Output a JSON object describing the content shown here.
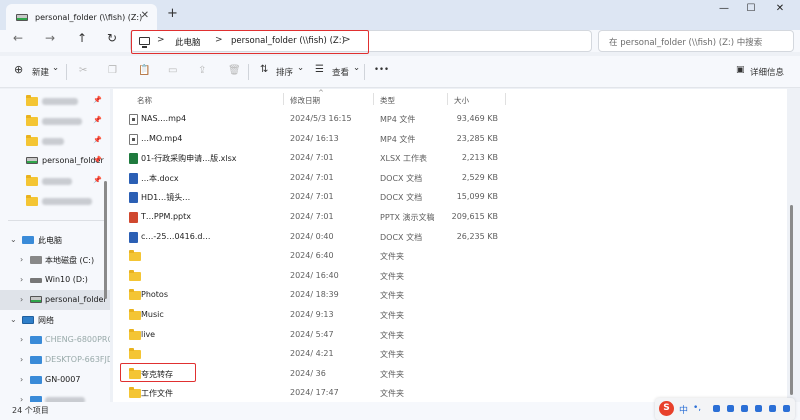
{
  "window": {
    "tab_title": "personal_folder (\\\\fish) (Z:)",
    "tab_close": "✕",
    "new_tab": "+",
    "minimize": "—",
    "maximize": "☐",
    "close": "✕"
  },
  "nav": {
    "back": "←",
    "forward": "→",
    "up": "↑",
    "refresh": "↻",
    "breadcrumbs": [
      "此电脑",
      "personal_folder (\\\\fish) (Z:)"
    ],
    "sep": ">",
    "search_placeholder": "在 personal_folder (\\\\fish) (Z:) 中搜索"
  },
  "toolbar": {
    "new_label": "新建",
    "new_caret": "⌄",
    "sort_label": "排序",
    "view_label": "查看",
    "caret": "⌄",
    "more": "•••",
    "details_label": "详细信息"
  },
  "sidebar": {
    "pinned": [
      {
        "label": "",
        "pin": "📌"
      },
      {
        "label": "",
        "pin": "📌"
      },
      {
        "label": "",
        "pin": "📌"
      },
      {
        "label": "personal_folder",
        "pin": "📌"
      },
      {
        "label": "",
        "pin": "📌"
      },
      {
        "label": "",
        "pin": ""
      }
    ],
    "this_pc": "此电脑",
    "drives": [
      {
        "label": "本地磁盘 (C:)"
      },
      {
        "label": "Win10 (D:)"
      },
      {
        "label": "personal_folder (\\"
      }
    ],
    "network": "网络",
    "network_items": [
      {
        "label": "CHENG-6800PRO"
      },
      {
        "label": "DESKTOP-663FJD"
      },
      {
        "label": "GN-0007"
      },
      {
        "label": ""
      }
    ],
    "chevron_right": "›",
    "chevron_down": "⌄"
  },
  "columns": {
    "name": "名称",
    "modified": "修改日期",
    "type": "类型",
    "size": "大小",
    "sort_caret": "^"
  },
  "files": [
    {
      "icon": "mp4",
      "name": "NAS….mp4",
      "date": "2024/5/3 16:15",
      "type": "MP4 文件",
      "size": "93,469 KB"
    },
    {
      "icon": "mp4",
      "name": "…MO.mp4",
      "date": "2024/ 16:13",
      "type": "MP4 文件",
      "size": "23,285 KB"
    },
    {
      "icon": "xlsx",
      "name": "01-行政采购申请…版.xlsx",
      "date": "2024/ 7:01",
      "type": "XLSX 工作表",
      "size": "2,213 KB"
    },
    {
      "icon": "docx",
      "name": "…本.docx",
      "date": "2024/ 7:01",
      "type": "DOCX 文档",
      "size": "2,529 KB"
    },
    {
      "icon": "docx",
      "name": "HD1…镜头…",
      "date": "2024/ 7:01",
      "type": "DOCX 文档",
      "size": "15,099 KB"
    },
    {
      "icon": "pptx",
      "name": "T…PPM.pptx",
      "date": "2024/ 7:01",
      "type": "PPTX 演示文稿",
      "size": "209,615 KB"
    },
    {
      "icon": "docx",
      "name": "c…-25…0416.d…",
      "date": "2024/ 0:40",
      "type": "DOCX 文档",
      "size": "26,235 KB"
    },
    {
      "icon": "folder",
      "name": "",
      "date": "2024/ 6:40",
      "type": "文件夹",
      "size": ""
    },
    {
      "icon": "folder",
      "name": "",
      "date": "2024/ 16:40",
      "type": "文件夹",
      "size": ""
    },
    {
      "icon": "folder",
      "name": "Photos",
      "date": "2024/ 18:39",
      "type": "文件夹",
      "size": ""
    },
    {
      "icon": "folder",
      "name": "Music",
      "date": "2024/ 9:13",
      "type": "文件夹",
      "size": ""
    },
    {
      "icon": "folder",
      "name": "live",
      "date": "2024/ 5:47",
      "type": "文件夹",
      "size": ""
    },
    {
      "icon": "folder",
      "name": "",
      "date": "2024/ 4:21",
      "type": "文件夹",
      "size": ""
    },
    {
      "icon": "folder",
      "name": "夸克转存",
      "date": "2024/ 36",
      "type": "文件夹",
      "size": "",
      "highlight": true
    },
    {
      "icon": "folder",
      "name": "工作文件",
      "date": "2024/ 17:47",
      "type": "文件夹",
      "size": ""
    }
  ],
  "status": {
    "item_count": "24 个项目"
  },
  "ime": {
    "logo": "S",
    "lang": "中",
    "punct": "•,"
  },
  "colors": {
    "accent": "#2b6fd6",
    "highlight_box": "#e03030",
    "folder": "#f4c534"
  }
}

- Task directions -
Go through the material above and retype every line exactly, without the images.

- Problem solution -
Output a JSON object describing the content shown here.
{
  "window": {
    "tab_title": "personal_folder (\\\\fish) (Z:)",
    "tab_close": "✕",
    "new_tab": "+",
    "minimize": "—",
    "maximize": "☐",
    "close": "✕"
  },
  "nav": {
    "back": "←",
    "forward": "→",
    "up": "↑",
    "refresh": "↻",
    "breadcrumbs": [
      "此电脑",
      "personal_folder (\\\\fish) (Z:)"
    ],
    "sep": ">",
    "search_placeholder": "在 personal_folder (\\\\fish) (Z:) 中搜索"
  },
  "toolbar": {
    "new_label": "新建",
    "new_caret": "⌄",
    "sort_label": "排序",
    "view_label": "查看",
    "caret": "⌄",
    "more": "•••",
    "details_label": "详细信息"
  },
  "sidebar": {
    "pinned": [
      {
        "label": "",
        "pin": "📌"
      },
      {
        "label": "",
        "pin": "📌"
      },
      {
        "label": "",
        "pin": "📌"
      },
      {
        "label": "personal_folder",
        "pin": "📌"
      },
      {
        "label": "",
        "pin": "📌"
      },
      {
        "label": "",
        "pin": ""
      }
    ],
    "this_pc": "此电脑",
    "drives": [
      {
        "label": "本地磁盘 (C:)"
      },
      {
        "label": "Win10 (D:)"
      },
      {
        "label": "personal_folder (\\"
      }
    ],
    "network": "网络",
    "network_items": [
      {
        "label": "CHENG-6800PRO"
      },
      {
        "label": "DESKTOP-663FJD"
      },
      {
        "label": "GN-0007"
      },
      {
        "label": ""
      }
    ],
    "chevron_right": "›",
    "chevron_down": "⌄"
  },
  "columns": {
    "name": "名称",
    "modified": "修改日期",
    "type": "类型",
    "size": "大小",
    "sort_caret": "^"
  },
  "files": [
    {
      "icon": "mp4",
      "name": "NAS….mp4",
      "date": "2024/5/3 16:15",
      "type": "MP4 文件",
      "size": "93,469 KB"
    },
    {
      "icon": "mp4",
      "name": "…MO.mp4",
      "date": "2024/ 16:13",
      "type": "MP4 文件",
      "size": "23,285 KB"
    },
    {
      "icon": "xlsx",
      "name": "01-行政采购申请…版.xlsx",
      "date": "2024/ 7:01",
      "type": "XLSX 工作表",
      "size": "2,213 KB"
    },
    {
      "icon": "docx",
      "name": "…本.docx",
      "date": "2024/ 7:01",
      "type": "DOCX 文档",
      "size": "2,529 KB"
    },
    {
      "icon": "docx",
      "name": "HD1…镜头…",
      "date": "2024/ 7:01",
      "type": "DOCX 文档",
      "size": "15,099 KB"
    },
    {
      "icon": "pptx",
      "name": "T…PPM.pptx",
      "date": "2024/ 7:01",
      "type": "PPTX 演示文稿",
      "size": "209,615 KB"
    },
    {
      "icon": "docx",
      "name": "c…-25…0416.d…",
      "date": "2024/ 0:40",
      "type": "DOCX 文档",
      "size": "26,235 KB"
    },
    {
      "icon": "folder",
      "name": "",
      "date": "2024/ 6:40",
      "type": "文件夹",
      "size": ""
    },
    {
      "icon": "folder",
      "name": "",
      "date": "2024/ 16:40",
      "type": "文件夹",
      "size": ""
    },
    {
      "icon": "folder",
      "name": "Photos",
      "date": "2024/ 18:39",
      "type": "文件夹",
      "size": ""
    },
    {
      "icon": "folder",
      "name": "Music",
      "date": "2024/ 9:13",
      "type": "文件夹",
      "size": ""
    },
    {
      "icon": "folder",
      "name": "live",
      "date": "2024/ 5:47",
      "type": "文件夹",
      "size": ""
    },
    {
      "icon": "folder",
      "name": "",
      "date": "2024/ 4:21",
      "type": "文件夹",
      "size": ""
    },
    {
      "icon": "folder",
      "name": "夸克转存",
      "date": "2024/ 36",
      "type": "文件夹",
      "size": "",
      "highlight": true
    },
    {
      "icon": "folder",
      "name": "工作文件",
      "date": "2024/ 17:47",
      "type": "文件夹",
      "size": ""
    }
  ],
  "status": {
    "item_count": "24 个项目"
  },
  "ime": {
    "logo": "S",
    "lang": "中",
    "punct": "•,"
  },
  "colors": {
    "accent": "#2b6fd6",
    "highlight_box": "#e03030",
    "folder": "#f4c534"
  }
}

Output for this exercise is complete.